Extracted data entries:

━━━━━━

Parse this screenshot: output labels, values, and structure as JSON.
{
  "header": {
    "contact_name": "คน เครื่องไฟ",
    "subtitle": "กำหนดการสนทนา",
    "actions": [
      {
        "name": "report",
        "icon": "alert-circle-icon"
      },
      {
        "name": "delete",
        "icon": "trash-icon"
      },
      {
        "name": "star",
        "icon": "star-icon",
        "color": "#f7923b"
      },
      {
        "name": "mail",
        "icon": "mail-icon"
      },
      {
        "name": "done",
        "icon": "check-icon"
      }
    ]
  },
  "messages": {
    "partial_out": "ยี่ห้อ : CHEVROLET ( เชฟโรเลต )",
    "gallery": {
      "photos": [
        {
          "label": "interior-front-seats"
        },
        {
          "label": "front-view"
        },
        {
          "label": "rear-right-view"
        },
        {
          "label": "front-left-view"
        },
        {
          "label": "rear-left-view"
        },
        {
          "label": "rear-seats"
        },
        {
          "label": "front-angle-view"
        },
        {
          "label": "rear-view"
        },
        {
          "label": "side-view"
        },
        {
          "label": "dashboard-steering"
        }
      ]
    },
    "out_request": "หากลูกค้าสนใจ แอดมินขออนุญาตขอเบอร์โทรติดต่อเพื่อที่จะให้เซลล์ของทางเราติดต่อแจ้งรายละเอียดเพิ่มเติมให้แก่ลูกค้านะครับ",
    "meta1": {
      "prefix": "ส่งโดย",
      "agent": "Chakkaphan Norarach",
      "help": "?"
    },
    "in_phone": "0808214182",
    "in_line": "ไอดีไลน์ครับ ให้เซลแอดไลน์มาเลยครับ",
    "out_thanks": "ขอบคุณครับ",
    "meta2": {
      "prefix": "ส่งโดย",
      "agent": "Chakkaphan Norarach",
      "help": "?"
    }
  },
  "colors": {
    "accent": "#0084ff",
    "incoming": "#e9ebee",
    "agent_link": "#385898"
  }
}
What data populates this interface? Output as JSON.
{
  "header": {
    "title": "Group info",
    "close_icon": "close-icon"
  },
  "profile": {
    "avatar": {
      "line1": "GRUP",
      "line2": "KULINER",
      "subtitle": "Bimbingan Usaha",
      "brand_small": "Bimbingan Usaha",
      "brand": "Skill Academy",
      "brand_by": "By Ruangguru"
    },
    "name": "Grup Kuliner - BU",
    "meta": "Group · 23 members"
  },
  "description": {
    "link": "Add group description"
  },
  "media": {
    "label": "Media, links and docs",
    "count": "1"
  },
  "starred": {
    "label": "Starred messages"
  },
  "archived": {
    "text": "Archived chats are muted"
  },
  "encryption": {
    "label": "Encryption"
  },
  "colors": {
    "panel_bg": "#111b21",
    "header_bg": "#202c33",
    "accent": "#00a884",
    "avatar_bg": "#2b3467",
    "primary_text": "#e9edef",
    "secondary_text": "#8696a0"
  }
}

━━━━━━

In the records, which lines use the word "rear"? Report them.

= EXERCISE OUTPUT =
          "label": "rear-right-view"
          "label": "rear-left-view"
          "label": "rear-seats"
          "label": "rear-view"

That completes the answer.